*** Extracted data Section Begins ***

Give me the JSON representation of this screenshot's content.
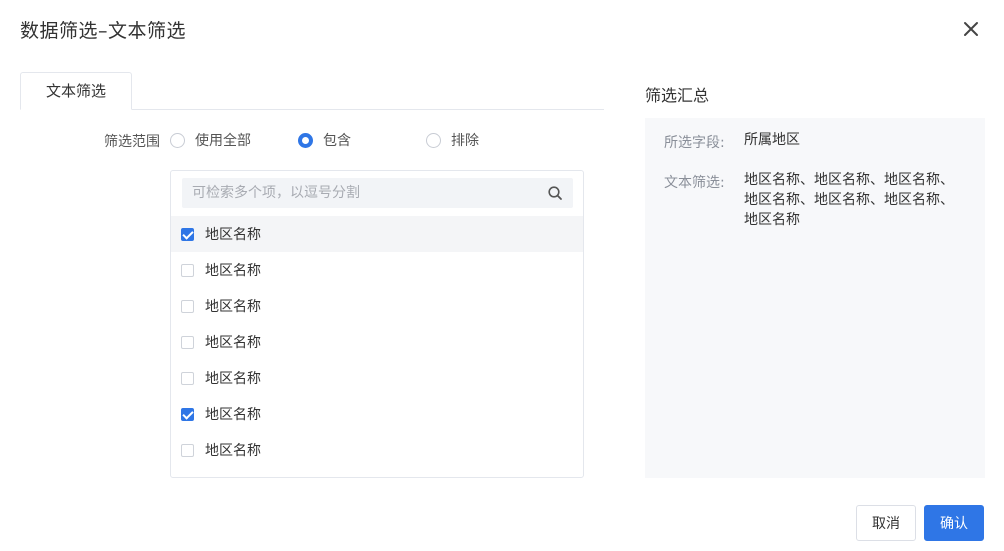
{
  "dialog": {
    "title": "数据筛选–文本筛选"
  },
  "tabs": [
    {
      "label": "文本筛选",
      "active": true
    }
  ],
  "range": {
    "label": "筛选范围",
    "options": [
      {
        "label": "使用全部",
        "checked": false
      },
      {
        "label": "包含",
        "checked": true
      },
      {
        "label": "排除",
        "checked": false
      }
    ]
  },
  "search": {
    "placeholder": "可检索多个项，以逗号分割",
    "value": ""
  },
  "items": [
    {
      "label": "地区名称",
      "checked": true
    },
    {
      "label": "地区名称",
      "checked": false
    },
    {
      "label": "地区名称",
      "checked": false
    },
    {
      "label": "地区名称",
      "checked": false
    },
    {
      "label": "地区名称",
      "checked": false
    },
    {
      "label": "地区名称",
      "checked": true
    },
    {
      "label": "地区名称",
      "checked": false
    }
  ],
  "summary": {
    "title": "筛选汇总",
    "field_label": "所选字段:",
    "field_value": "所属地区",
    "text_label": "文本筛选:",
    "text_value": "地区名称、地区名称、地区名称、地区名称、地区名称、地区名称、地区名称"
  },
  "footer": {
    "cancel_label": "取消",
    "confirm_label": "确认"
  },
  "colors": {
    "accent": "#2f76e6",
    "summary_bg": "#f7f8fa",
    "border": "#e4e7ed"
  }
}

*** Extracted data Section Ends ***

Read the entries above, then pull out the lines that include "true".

§ Written answer
      "active": true
        "checked": true
      "checked": true
      "checked": true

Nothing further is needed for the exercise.